## [Exercise description]
Keep every line in which "Makefile" occurs and drop the rest of the data.

***** Data excerpts

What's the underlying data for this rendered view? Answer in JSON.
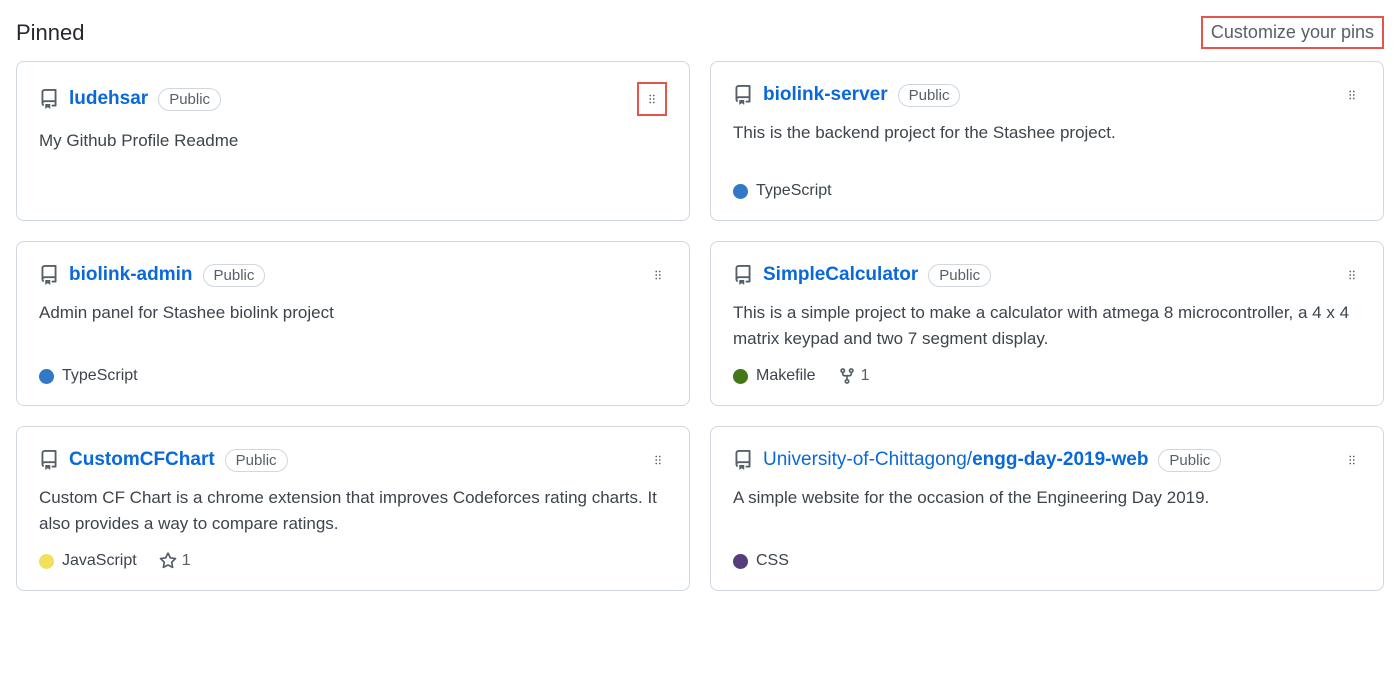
{
  "section": {
    "title": "Pinned",
    "customize": "Customize your pins"
  },
  "langColors": {
    "TypeScript": "#3178c6",
    "Makefile": "#427819",
    "JavaScript": "#f1e05a",
    "CSS": "#563d7c"
  },
  "repos": [
    {
      "name": "ludehsar",
      "visibility": "Public",
      "description": "My Github Profile Readme",
      "language": null,
      "stars": null,
      "forks": null,
      "highlightDrag": true
    },
    {
      "name": "biolink-server",
      "visibility": "Public",
      "description": "This is the backend project for the Stashee project.",
      "language": "TypeScript",
      "stars": null,
      "forks": null,
      "highlightDrag": false
    },
    {
      "name": "biolink-admin",
      "visibility": "Public",
      "description": "Admin panel for Stashee biolink project",
      "language": "TypeScript",
      "stars": null,
      "forks": null,
      "highlightDrag": false
    },
    {
      "name": "SimpleCalculator",
      "visibility": "Public",
      "description": "This is a simple project to make a calculator with atmega 8 microcontroller, a 4 x 4 matrix keypad and two 7 segment display.",
      "language": "Makefile",
      "stars": null,
      "forks": 1,
      "highlightDrag": false
    },
    {
      "name": "CustomCFChart",
      "visibility": "Public",
      "description": "Custom CF Chart is a chrome extension that improves Codeforces rating charts. It also provides a way to compare ratings.",
      "language": "JavaScript",
      "stars": 1,
      "forks": null,
      "highlightDrag": false
    },
    {
      "prefix": "University-of-Chittagong/",
      "name": "engg-day-2019-web",
      "visibility": "Public",
      "description": "A simple website for the occasion of the Engineering Day 2019.",
      "language": "CSS",
      "stars": null,
      "forks": null,
      "highlightDrag": false
    }
  ]
}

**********

## [Solution to the exercise]
    "Makefile": "#427819",
      "language": "Makefile",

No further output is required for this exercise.